Retired NHL center Bill Clement is now retired from broadcasting, too.
The 70-year-old former Flyer called it quits last week after several decades of television and radio for ESPN, NBC Sports Philadelphia, and other media outlets. In recent years, he had done color commentary and postgame studio analysis for the local broadcasts.
Clement appeared this past Sunday on Glen Macnow and Ray Didinger’s excellent radio broadcast, and was asked two questions about his decision to retire.
Macnow: “We heard the other day that you’ve decided – after all these years – that you’ve decided to hang up the mic and stop broadcasting. Why the decision?”
Clement: (long exhale) “I think turning 70 in December had something to do with it. And wanting, once COVID-19 hits the road, or the vaccine comes out, to spend so much time traveling with my wife. I love traveling for vacation but I’ve grown tired of traveling for business. I’ve traveled extensively for hockey business and other business since 1985. It seemed like the right time. I love broadcasting and still do. If somebody could airlift me into the seat, without having to have me park at an airport, get on a plane, connect someplace, get an Uber, and check into a hotel, everything that accompanies it – that all seems like heavy lifting to me now. I will always love the broadcasting part, and the people, obviously, but it’s just time.”
Macnow: “I just want to clarify one thing – because there have been a lot of cut backs in the industry and a lot of cut backs at NBC Sports Philadelphia – this was your call?”
Clement: “It was my call. I hadn’t spoken with anybody at NBC Sports. They hadn’t gotten in touch with me to ask me if I wanted to come back, and that got to be two or three days ago. So I thought that silence might mean more than I think it does. But one way or the other, it wasn’t (about) not being contacted, or NBC Sports’ silence, I pretty well was sure after last season. I just wanted to sleep on it for a couple of months. I was going to retire one way or another. It certainly had nothing to do with a negotiation or money or anything.”
That part in bold is Clement taking the high road while dropping a hint.
Crossing Broad sources say most talent phone calls and emails are completely ignored by NBC Sports Philadelphia, and that goes well beyond Bill Clement. Over the years, many on-air folks, working on a seasonal or per-game basis, had no idea if they were even going to be included in local broadcasts. They didn’t know if they were needed and couldn’t get a definitive answer from NBCSP, or even a response.
Specific to this Flyers season, most folks had no idea Katie Emmer was leaving the station, nor did they know that Taryn Hatcher and Scott Hartnell were moving to the desk until we broke the news on January 5th, eight days before the season opener.
Colby Cohen, for instance, apparently only learned of his status last Thursday:
Found out today I unfortunately won’t be back this season on NBC but I am grateful for the passion and spirited interactions with you all over the past few seasons. The fans are what makes this such a great hockey city. Hope to see a big 🏆 for the boys this year! #Flyers

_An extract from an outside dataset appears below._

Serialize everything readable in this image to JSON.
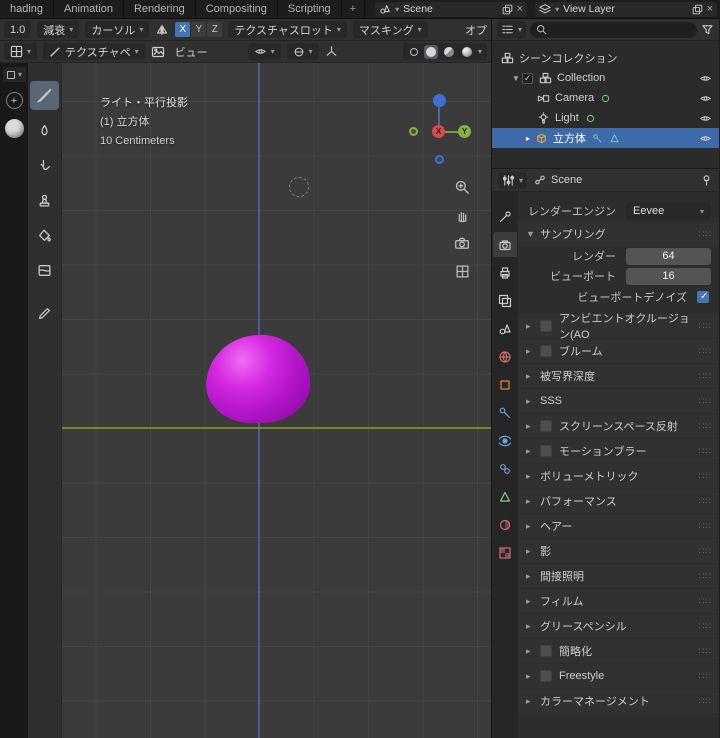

— Colby Cohen (@ColbyCohen36) January 8, 2021
The duty of informing talent about their usage, or lack thereof, falls on Vice President and Executive Producer of Live Events, Shawn Oleksiak, along with VP of Content and VP of Programming, Michelle Murray.